The sill plate doesn't look too bad here. At least it's shiny. But the pitting is still pretty horrible. Posted Image

- Zombie

In Topic: Let's Paint!

06 August 2019 - 02:14 AM

View PostThorondor, on 04 August 2019 - 07:11 PM, said:

That sill plate handful sounds familiar, Zombie. Posted Image

Both the part imagining one can get away with using an electric tool only to end up doing it the hard way by hand, and the bit regarding screws losing their head grooves and ending up dug in as is.

This video on YouTube provides some possible solutions to the screw predicament (including the impact driver one).
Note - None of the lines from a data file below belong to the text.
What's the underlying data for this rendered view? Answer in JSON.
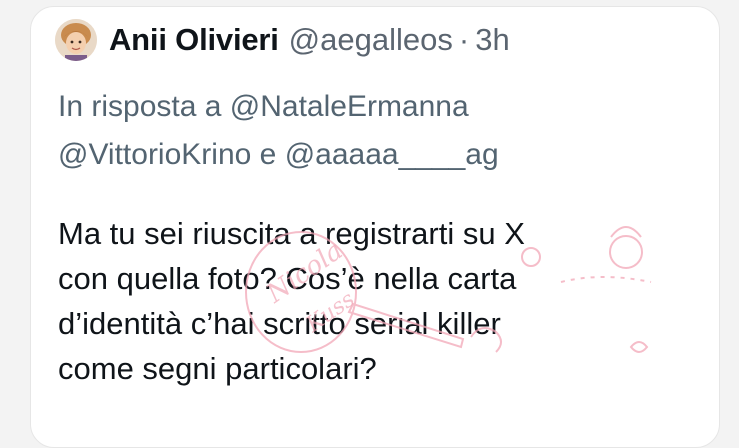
{
  "tweet": {
    "author": {
      "display_name": "Anii Olivieri",
      "handle": "@aegalleos",
      "separator": "·",
      "time": "3h",
      "avatar_icon": "child-avatar"
    },
    "reply_context": {
      "prefix": "In risposta a ",
      "mention_1": "@NataleErmanna",
      "mention_2": "@VittorioKrino",
      "conjunction": " e ",
      "mention_3": "@aaaaa____ag"
    },
    "text": "Ma tu sei riuscita a registrarti su X\ncon quella foto? Cos’è nella carta\nd’identità c’hai scritto serial killer\ncome segni particolari?"
  },
  "watermark": {
    "text": "Nicola Kuss",
    "color": "#f2a7b7"
  },
  "colors": {
    "primary_text": "#0f1419",
    "secondary_text": "#536471",
    "card_background": "#ffffff"
  }
}
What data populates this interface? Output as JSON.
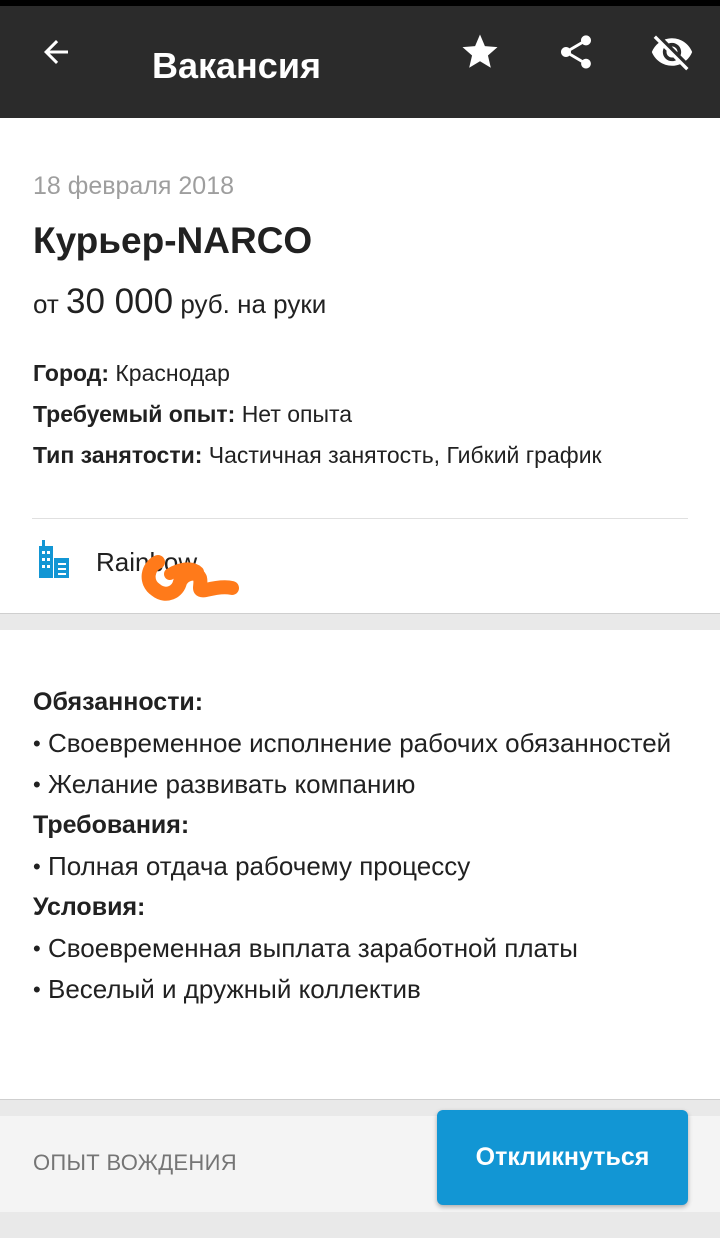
{
  "appbar": {
    "back_icon": "arrow-back-icon",
    "title": "Вакансия",
    "star_icon": "star-icon",
    "share_icon": "share-icon",
    "hide_icon": "visibility-off-icon"
  },
  "vacancy": {
    "date": "18 февраля 2018",
    "title": "Курьер-NARCO",
    "salary_prefix": "от",
    "salary_amount": "30 000",
    "salary_suffix": "руб. на руки",
    "fields": [
      {
        "label": "Город:",
        "value": "Краснодар"
      },
      {
        "label": "Требуемый опыт:",
        "value": "Нет опыта"
      },
      {
        "label": "Тип занятости:",
        "value": "Частичная занятость, Гибкий график"
      }
    ],
    "company_icon": "building-icon",
    "company_name": "Rainbow"
  },
  "description": {
    "duties_heading": "Обязанности:",
    "duties": [
      "Своевременное исполнение рабочих обязанностей",
      "Желание развивать компанию"
    ],
    "requirements_heading": "Требования:",
    "requirements": [
      "Полная отдача рабочему процессу"
    ],
    "conditions_heading": "Условия:",
    "conditions": [
      "Своевременная выплата заработной платы",
      "Веселый и дружный коллектив"
    ]
  },
  "footer": {
    "driving_label": "ОПЫТ ВОЖДЕНИЯ",
    "apply_label": "Откликнуться"
  },
  "colors": {
    "appbar": "#2b2b2b",
    "accent": "#1296d4",
    "scribble": "#ff7a1a"
  }
}
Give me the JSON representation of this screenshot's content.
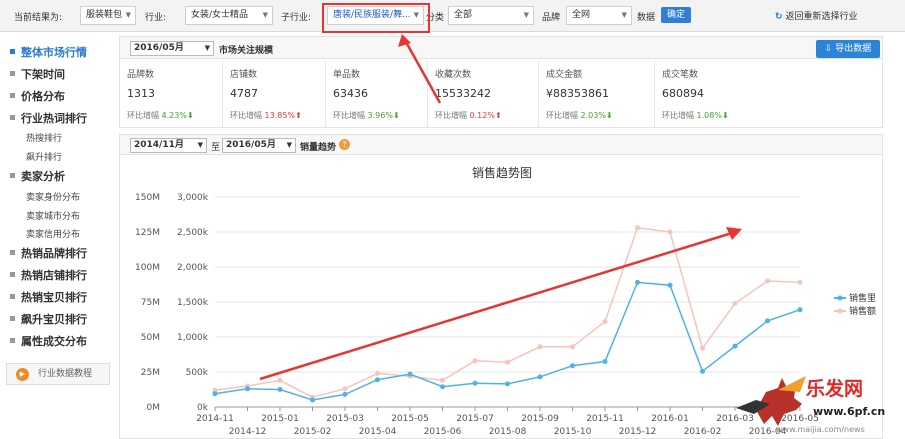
{
  "topbar": {
    "current_result_label": "当前结果为:",
    "category": "服装鞋包",
    "industry_label": "行业:",
    "industry": "女装/女士精品",
    "subindustry_label": "子行业:",
    "subindustry": "唐装/民族服装/舞...",
    "class_label": "分类",
    "class": "全部",
    "brand_label": "品牌",
    "brand": "全网",
    "data_label": "数据",
    "confirm": "确定",
    "reselect": "返回重新选择行业"
  },
  "sidebar": {
    "items": [
      {
        "label": "整体市场行情",
        "active": true
      },
      {
        "label": "下架时间"
      },
      {
        "label": "价格分布"
      },
      {
        "label": "行业热词排行"
      },
      {
        "label": "热搜排行",
        "sub": true
      },
      {
        "label": "飙升排行",
        "sub": true
      },
      {
        "label": "卖家分析"
      },
      {
        "label": "卖家身份分布",
        "sub": true
      },
      {
        "label": "卖家城市分布",
        "sub": true
      },
      {
        "label": "卖家信用分布",
        "sub": true
      },
      {
        "label": "热销品牌排行"
      },
      {
        "label": "热销店铺排行"
      },
      {
        "label": "热销宝贝排行"
      },
      {
        "label": "飙升宝贝排行"
      },
      {
        "label": "属性成交分布"
      }
    ],
    "tutorial": "行业数据教程"
  },
  "metrics": {
    "month": "2016/05月",
    "title": "市场关注规模",
    "export": "导出数据",
    "cards": [
      {
        "label": "品牌数",
        "value": "1313",
        "change_label": "环比增幅",
        "change": "4.23%",
        "dir": "down"
      },
      {
        "label": "店铺数",
        "value": "4787",
        "change_label": "环比增幅",
        "change": "13.85%",
        "dir": "up"
      },
      {
        "label": "单品数",
        "value": "63436",
        "change_label": "环比增幅",
        "change": "3.96%",
        "dir": "down"
      },
      {
        "label": "收藏次数",
        "value": "15533242",
        "change_label": "环比增幅",
        "change": "0.12%",
        "dir": "up"
      },
      {
        "label": "成交金额",
        "value": "¥88353861",
        "change_label": "环比增幅",
        "change": "2.03%",
        "dir": "down"
      },
      {
        "label": "成交笔数",
        "value": "680894",
        "change_label": "环比增幅",
        "change": "1.08%",
        "dir": "down"
      }
    ]
  },
  "trend": {
    "from": "2014/11月",
    "to_label": "至",
    "to": "2016/05月",
    "title": "销量趋势"
  },
  "colors": {
    "volume": "#4db3e6",
    "amount": "#f6c4bc",
    "arrow": "#e53535",
    "accent": "#2a7ad2"
  },
  "chart_data": {
    "type": "line",
    "title": "销售趋势图",
    "x": [
      "2014-11",
      "2014-12",
      "2015-01",
      "2015-02",
      "2015-03",
      "2015-04",
      "2015-05",
      "2015-06",
      "2015-07",
      "2015-08",
      "2015-09",
      "2015-10",
      "2015-11",
      "2015-12",
      "2016-01",
      "2016-02",
      "2016-03",
      "2016-04",
      "2016-05"
    ],
    "x_ticks_upper": [
      "2014-11",
      "2015-01",
      "2015-03",
      "2015-05",
      "2015-07",
      "2015-09",
      "2015-11",
      "2016-01",
      "2016-03",
      "2016-05"
    ],
    "x_ticks_lower": [
      "2014-12",
      "2015-02",
      "2015-04",
      "2015-06",
      "2015-08",
      "2015-10",
      "2015-12",
      "2016-02",
      "2016-04"
    ],
    "y_left_ticks": [
      "0M",
      "25M",
      "50M",
      "75M",
      "100M",
      "125M",
      "150M"
    ],
    "y_right_ticks": [
      "0k",
      "500k",
      "1,000k",
      "1,500k",
      "2,000k",
      "2,500k",
      "3,000k"
    ],
    "y_left_range": [
      0,
      150
    ],
    "y_right_range": [
      0,
      3000
    ],
    "series": [
      {
        "name": "销售里",
        "axis": "right",
        "values": [
          190,
          260,
          250,
          100,
          180,
          390,
          470,
          290,
          340,
          330,
          430,
          590,
          650,
          1780,
          1740,
          510,
          870,
          1230,
          1390
        ]
      },
      {
        "name": "销售额",
        "axis": "left",
        "values": [
          12,
          15,
          19,
          7,
          13,
          24,
          22,
          19,
          33,
          32,
          43,
          43,
          61,
          128,
          125,
          42,
          74,
          90,
          89
        ]
      }
    ],
    "legend_position": "right"
  },
  "watermark": {
    "brand": "乐发网",
    "url": "www.6pf.cn",
    "small": "www.maijia.com/news"
  }
}
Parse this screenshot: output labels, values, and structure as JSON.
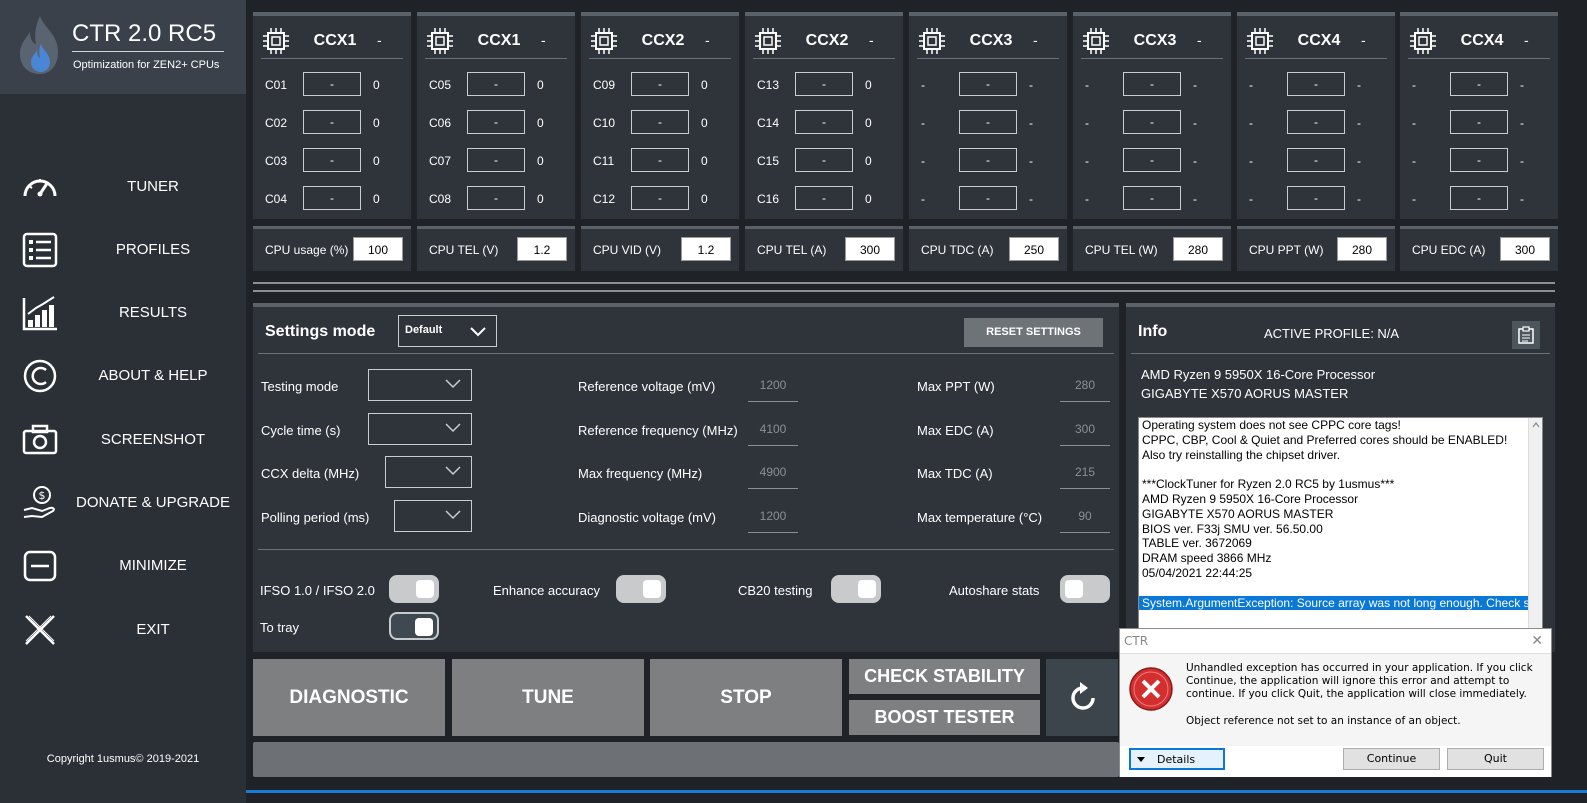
{
  "app": {
    "title": "CTR 2.0 RC5",
    "subtitle": "Optimization for ZEN2+ CPUs",
    "copyright": "Copyright 1usmus© 2019-2021"
  },
  "sidebar": {
    "items": [
      {
        "label": "TUNER",
        "icon": "gauge-icon"
      },
      {
        "label": "PROFILES",
        "icon": "list-icon"
      },
      {
        "label": "RESULTS",
        "icon": "chart-icon"
      },
      {
        "label": "ABOUT & HELP",
        "icon": "copyright-icon"
      },
      {
        "label": "SCREENSHOT",
        "icon": "camera-icon"
      },
      {
        "label": "DONATE & UPGRADE",
        "icon": "donate-icon"
      },
      {
        "label": "MINIMIZE",
        "icon": "minimize-icon"
      },
      {
        "label": "EXIT",
        "icon": "close-icon"
      }
    ]
  },
  "ccx": [
    {
      "name": "CCX1",
      "status": "-",
      "cores": [
        {
          "label": "C01",
          "box": "-",
          "value": "0"
        },
        {
          "label": "C02",
          "box": "-",
          "value": "0"
        },
        {
          "label": "C03",
          "box": "-",
          "value": "0"
        },
        {
          "label": "C04",
          "box": "-",
          "value": "0"
        }
      ]
    },
    {
      "name": "CCX1",
      "status": "-",
      "cores": [
        {
          "label": "C05",
          "box": "-",
          "value": "0"
        },
        {
          "label": "C06",
          "box": "-",
          "value": "0"
        },
        {
          "label": "C07",
          "box": "-",
          "value": "0"
        },
        {
          "label": "C08",
          "box": "-",
          "value": "0"
        }
      ]
    },
    {
      "name": "CCX2",
      "status": "-",
      "cores": [
        {
          "label": "C09",
          "box": "-",
          "value": "0"
        },
        {
          "label": "C10",
          "box": "-",
          "value": "0"
        },
        {
          "label": "C11",
          "box": "-",
          "value": "0"
        },
        {
          "label": "C12",
          "box": "-",
          "value": "0"
        }
      ]
    },
    {
      "name": "CCX2",
      "status": "-",
      "cores": [
        {
          "label": "C13",
          "box": "-",
          "value": "0"
        },
        {
          "label": "C14",
          "box": "-",
          "value": "0"
        },
        {
          "label": "C15",
          "box": "-",
          "value": "0"
        },
        {
          "label": "C16",
          "box": "-",
          "value": "0"
        }
      ]
    },
    {
      "name": "CCX3",
      "status": "-",
      "cores": [
        {
          "label": "-",
          "box": "-",
          "value": "-"
        },
        {
          "label": "-",
          "box": "-",
          "value": "-"
        },
        {
          "label": "-",
          "box": "-",
          "value": "-"
        },
        {
          "label": "-",
          "box": "-",
          "value": "-"
        }
      ]
    },
    {
      "name": "CCX3",
      "status": "-",
      "cores": [
        {
          "label": "-",
          "box": "-",
          "value": "-"
        },
        {
          "label": "-",
          "box": "-",
          "value": "-"
        },
        {
          "label": "-",
          "box": "-",
          "value": "-"
        },
        {
          "label": "-",
          "box": "-",
          "value": "-"
        }
      ]
    },
    {
      "name": "CCX4",
      "status": "-",
      "cores": [
        {
          "label": "-",
          "box": "-",
          "value": "-"
        },
        {
          "label": "-",
          "box": "-",
          "value": "-"
        },
        {
          "label": "-",
          "box": "-",
          "value": "-"
        },
        {
          "label": "-",
          "box": "-",
          "value": "-"
        }
      ]
    },
    {
      "name": "CCX4",
      "status": "-",
      "cores": [
        {
          "label": "-",
          "box": "-",
          "value": "-"
        },
        {
          "label": "-",
          "box": "-",
          "value": "-"
        },
        {
          "label": "-",
          "box": "-",
          "value": "-"
        },
        {
          "label": "-",
          "box": "-",
          "value": "-"
        }
      ]
    }
  ],
  "stats": [
    {
      "label": "CPU usage (%)",
      "value": "100"
    },
    {
      "label": "CPU TEL (V)",
      "value": "1.2"
    },
    {
      "label": "CPU VID (V)",
      "value": "1.2"
    },
    {
      "label": "CPU TEL (A)",
      "value": "300"
    },
    {
      "label": "CPU TDC (A)",
      "value": "250"
    },
    {
      "label": "CPU TEL (W)",
      "value": "280"
    },
    {
      "label": "CPU PPT (W)",
      "value": "280"
    },
    {
      "label": "CPU EDC (A)",
      "value": "300"
    }
  ],
  "settings": {
    "title": "Settings mode",
    "mode_value": "Default",
    "reset_label": "RESET SETTINGS",
    "left": [
      {
        "label": "Testing mode"
      },
      {
        "label": "Cycle time (s)"
      },
      {
        "label": "CCX delta (MHz)"
      },
      {
        "label": "Polling period (ms)"
      }
    ],
    "middle": [
      {
        "label": "Reference voltage (mV)",
        "value": "1200"
      },
      {
        "label": "Reference frequency (MHz)",
        "value": "4100"
      },
      {
        "label": "Max frequency (MHz)",
        "value": "4900"
      },
      {
        "label": "Diagnostic voltage (mV)",
        "value": "1200"
      }
    ],
    "right": [
      {
        "label": "Max PPT (W)",
        "value": "280"
      },
      {
        "label": "Max EDC (A)",
        "value": "300"
      },
      {
        "label": "Max TDC (A)",
        "value": "215"
      },
      {
        "label": "Max temperature (°C)",
        "value": "90"
      }
    ],
    "toggles": {
      "ifso": "IFSO 1.0 / IFSO 2.0",
      "enhance": "Enhance accuracy",
      "cb20": "CB20 testing",
      "autoshare": "Autoshare stats",
      "tray": "To tray"
    }
  },
  "buttons": {
    "diagnostic": "DIAGNOSTIC",
    "tune": "TUNE",
    "stop": "STOP",
    "check_stability": "CHECK STABILITY",
    "boost_tester": "BOOST TESTER"
  },
  "info": {
    "title": "Info",
    "active_profile": "ACTIVE PROFILE: N/A",
    "cpu": "AMD Ryzen 9 5950X 16-Core Processor",
    "board": "GIGABYTE X570 AORUS MASTER",
    "log": [
      "Operating system does not see CPPC core tags!",
      "CPPC, CBP, Cool & Quiet and Preferred cores should be ENABLED!",
      "Also try reinstalling the chipset driver.",
      "",
      "***ClockTuner for Ryzen 2.0 RC5 by 1usmus***",
      "AMD Ryzen 9 5950X 16-Core Processor",
      "GIGABYTE X570 AORUS MASTER",
      "BIOS ver. F33j SMU ver. 56.50.00",
      "TABLE ver. 3672069",
      "DRAM speed 3866 MHz",
      "05/04/2021 22:44:25",
      "",
      "System.ArgumentException: Source array was not long enough. Check s"
    ]
  },
  "dialog": {
    "title": "CTR",
    "message": "Unhandled exception has occurred in your application. If you click Continue, the application will ignore this error and attempt to continue. If you click Quit, the application will close immediately.",
    "detail": "Object reference not set to an instance of an object.",
    "details_label": "Details",
    "continue_label": "Continue",
    "quit_label": "Quit"
  },
  "colors": {
    "background": "#1f2327",
    "panel": "#2f343a",
    "sidebar": "#2b3036",
    "button_gray": "#7d7f81",
    "selection_blue": "#0a78d7",
    "error_red": "#d32f2f"
  }
}
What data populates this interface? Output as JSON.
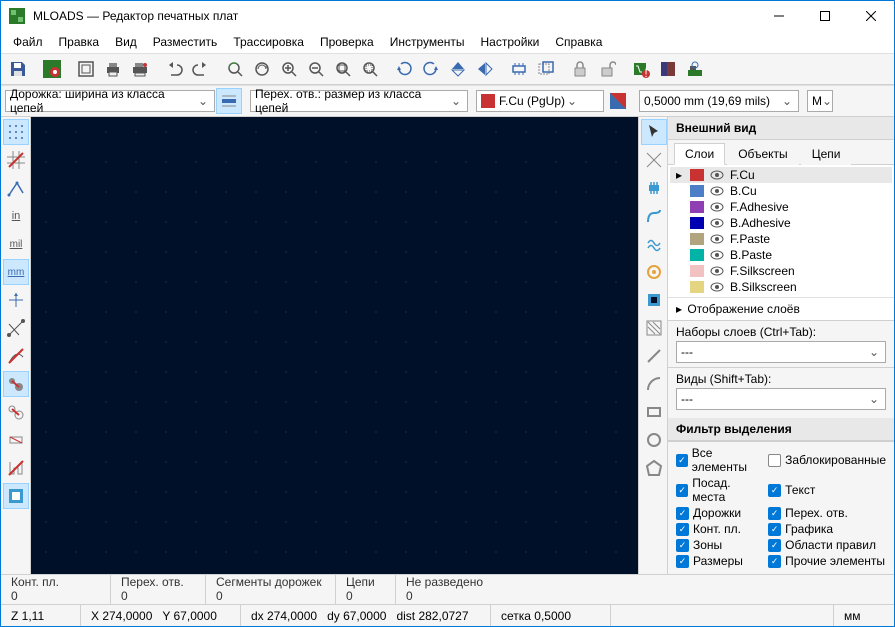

I highly doubt any of those solutions would work in my specific case. Sure, for #2 screws it's all fine and dandy because you'll have a multitude of options to pick from and there's a darn good chance of getting it loose regardless which method you pick. The screws affixing the sill plate to the concrete are not #2, they are probably a #4 (I have a very nice #3 phillips screwdriver and that is a little bit small). And the head of the center screw is really, really chowdered up so I don't even know if a #4 would have enough material to grab hold of anymore. I'll try to get some pics of it. Posted Image

I do like that at the end of the video the guy says there's basically no way to remove a 4" #2 screw from wood. You're kidding, right? My method will wreck the wood a little, but you can always fix wood. My favorite way is to dig down into the wood underneath the head to make a little room, then use a locking pliers (aka Vise Grip) to latch on the screw and turn. That works quite often. After that, you can glue a plug of wood into the hole you made. Easy peasy! ;)

View PostThorondor, on 04 August 2019 - 07:11 PM, said:

Also, my congrats on your planting project, as the outcome already makes a world of difference. Once the plants settle in and start growing and blooming it will make what once was a space of some neglect into a bright spot people will be happy to walk by once again.

I hope so. I doubt anything will bloom this year yet (besides the white coneflowers) so maybe next year. Posted Image

- Zombie